Wolfgang Fraissinet, president, Neumann Berlin
Wolfgang Fraissinet, president of Neumann Berlin, has been in the pro audio business since April 1990, when he started working at Neumann. Growing up as a child in Germany, he had been trained as a musician and later on worked with his band in recording studios.
When he first joined Neumann, Fraissinet was responsible for marketing and advertising. “We changed things a lot,” he recalls. “As many people know, Neumann has been a very traditional company since it was founded in 1928, and it needed some fresh blood. So they hired me.”
Fraissinet reveals, “Before I joined the company, I was a Neumann customer and user. I think that gave me a better feeling and understanding for the needs of our customers. It is one thing to talk about technical specs and audio engineering from a manufacturer side, but a completely different thing to use these products in the world of music and see things from the perspective of the user.”
Until 1991, Neumann was an independent enterprise owned by Georg Neumann’s children and was operated as a limited company. It was then sold to Sennheiser, around the time that coincided with Germany’s reunification and the fall of the Berlin Wall. As Fraissinet points out, “When the Wall came down, basically overnight, Neumann was suddenly located right in the center of Berlin, which is perhaps not a good place to have a manufacturing site. So the company had to be split into several parts.” All the manufacturing and warehousing elements were relocated from Berlin to Sennheiser’s factory near Hanover, Germany. What remained in Berlin were the management, marketing, sales and service departments, as well as the engineering facilities.
As far as the culture of the company is concerned, Fraissinet puts it this way: “There is one sentence that Georg Neumann said as he marked the company’s 50th anniversary. In an official speech, he said, ‘Work is not just for making money, but people must also enjoy their work.’ When I got started with Neumann that is exactly what I found. Since that time, I really learned about the pride people have working at this company. It is perhaps like working not just in the automobile industry, but working at Ferrari. People are attached to the brand from the bottom of their hearts, and there is tremendous loyalty that comes from the brand Neumann. This is true not just for customers, but also the employees.”

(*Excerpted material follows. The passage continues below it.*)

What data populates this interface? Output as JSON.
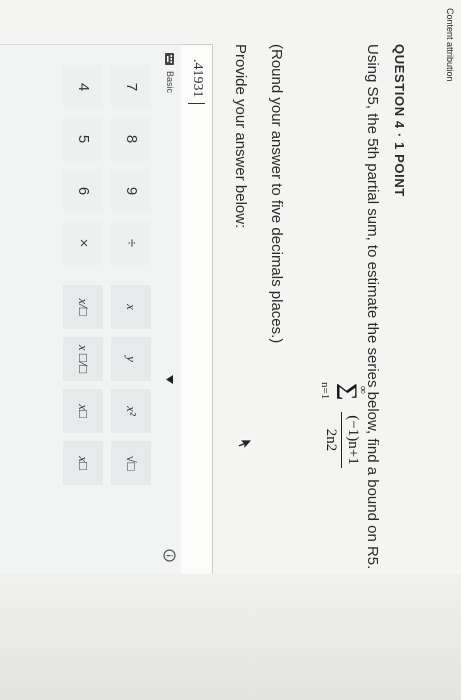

Not surprisingly, Fraissinet notes that the biggest change in the audio industry has been the advent of digital technology. “The word ‘digital’ did not reach the world of microphones until quite recently,” he says. “We are now seeing many different kinds of companies working on digital material. This, of course, includes the broadcasters. Everybody who works in digital networks or in file-based formats, realizes that digital microphones provide much more than just a digital signal. There is an entire system of features embedded in the electronics of digital microphones, which are more commonly housed in the console.”

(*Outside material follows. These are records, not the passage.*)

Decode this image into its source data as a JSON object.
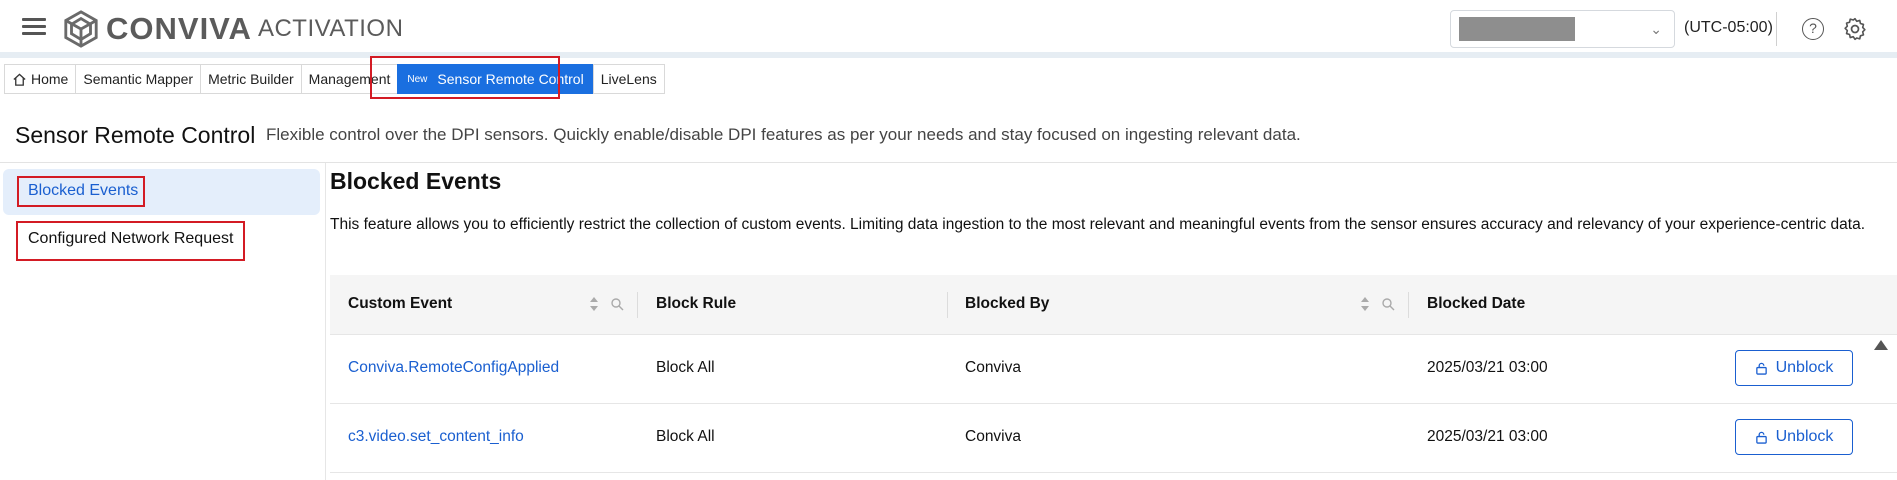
{
  "header": {
    "logo_word": "CONVIVA",
    "logo_sub": "ACTIVATION",
    "timezone": "(UTC-05:00)"
  },
  "tabs": [
    {
      "label": "Home",
      "icon": "home-icon"
    },
    {
      "label": "Semantic Mapper"
    },
    {
      "label": "Metric Builder"
    },
    {
      "label": "Management"
    },
    {
      "label": "Sensor Remote Control",
      "badge": "New",
      "active": true
    },
    {
      "label": "LiveLens"
    }
  ],
  "page": {
    "title": "Sensor Remote Control",
    "description": "Flexible control over the DPI sensors. Quickly enable/disable DPI features as per your needs and stay focused on ingesting relevant data."
  },
  "leftnav": {
    "items": [
      {
        "label": "Blocked Events",
        "selected": true
      },
      {
        "label": "Configured Network Request"
      }
    ]
  },
  "content": {
    "title": "Blocked Events",
    "description": "This feature allows you to efficiently restrict the collection of custom events. Limiting data ingestion to the most relevant and meaningful events from the sensor ensures accuracy and relevancy of your experience-centric data."
  },
  "table": {
    "columns": [
      "Custom Event",
      "Block Rule",
      "Blocked By",
      "Blocked Date"
    ],
    "rows": [
      {
        "event": "Conviva.RemoteConfigApplied",
        "rule": "Block All",
        "by": "Conviva",
        "date": "2025/03/21 03:00",
        "action": "Unblock"
      },
      {
        "event": "c3.video.set_content_info",
        "rule": "Block All",
        "by": "Conviva",
        "date": "2025/03/21 03:00",
        "action": "Unblock"
      }
    ]
  },
  "colors": {
    "accent": "#1a6fe0",
    "link": "#1a5fd0",
    "highlight": "#d31b24"
  }
}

Another focus of the company is the output of the signal-processing chain, which is represented by a newer product group, studio monitors. “Every studio monitor that we install in the marketplace is usually for an existing Neumann customer,” Fraissinet explains. “In many cases, these users are already our customers on the microphone side, so it is an addition of our product line within the group of the same users, wherever they are in the world. Whether microphones or studio monitors, we share the same philosophy on how we define good sound in professional audio. We have a lot to offer because there are already so many proven, legendary products that have come out over the course of the company’s history. We understand our customer’s needs and listen to them very carefully. We try to provide the tools they need to be successful.”
Neumann’s studio monitor business is still developing. The company recently took over manufacturer Klein and Hummel, formerly owned by Sennheiser as a separate subsidiary, and has started to reengineer the product line and create new products. “The line will be expanded,” Fraissinet promises. “We have started with a new subwoofer, and a 2-way studio monitor. The next logical step is to come up with a 3-way monitor. We will broaden the product range to include subwoofers with bass management systems for different applications. There are many other things we are considering as well. For example, in the future, people might see a studio headphone made by Neumann Berlin.
Fraissinet also points out the impact that high-definition television has had on the industry. “High-definition TV requires much better sound than older television systems. If you are watching a tennis match on a wide screen TV for example and the ball is on the left side of the screen, you want to also hear the ball on the left side of the screen. The signal has to be much better in terms of its resolution. This is all a great opportunity for us from a technical point of view.”
Does he worry at all about competitors? Fraissinet purports, “We respect good competition and good products, wherever they come from, and try to compete with innovative solutions and pioneering audio ideas. Technical leadership is something Neumann has stood for over many decades, but we respect other technical leaders and innovators in what they are doing, and competition helps us grow. We are all helping each other to grow because perhaps we are challenging each other in a positive sense.”
Company: Georg Neumann GmbH
13403 Berlin, Germany
Tel: +49 (30) 41 77 24-0
Fax: +49 (30) 41 77 24-50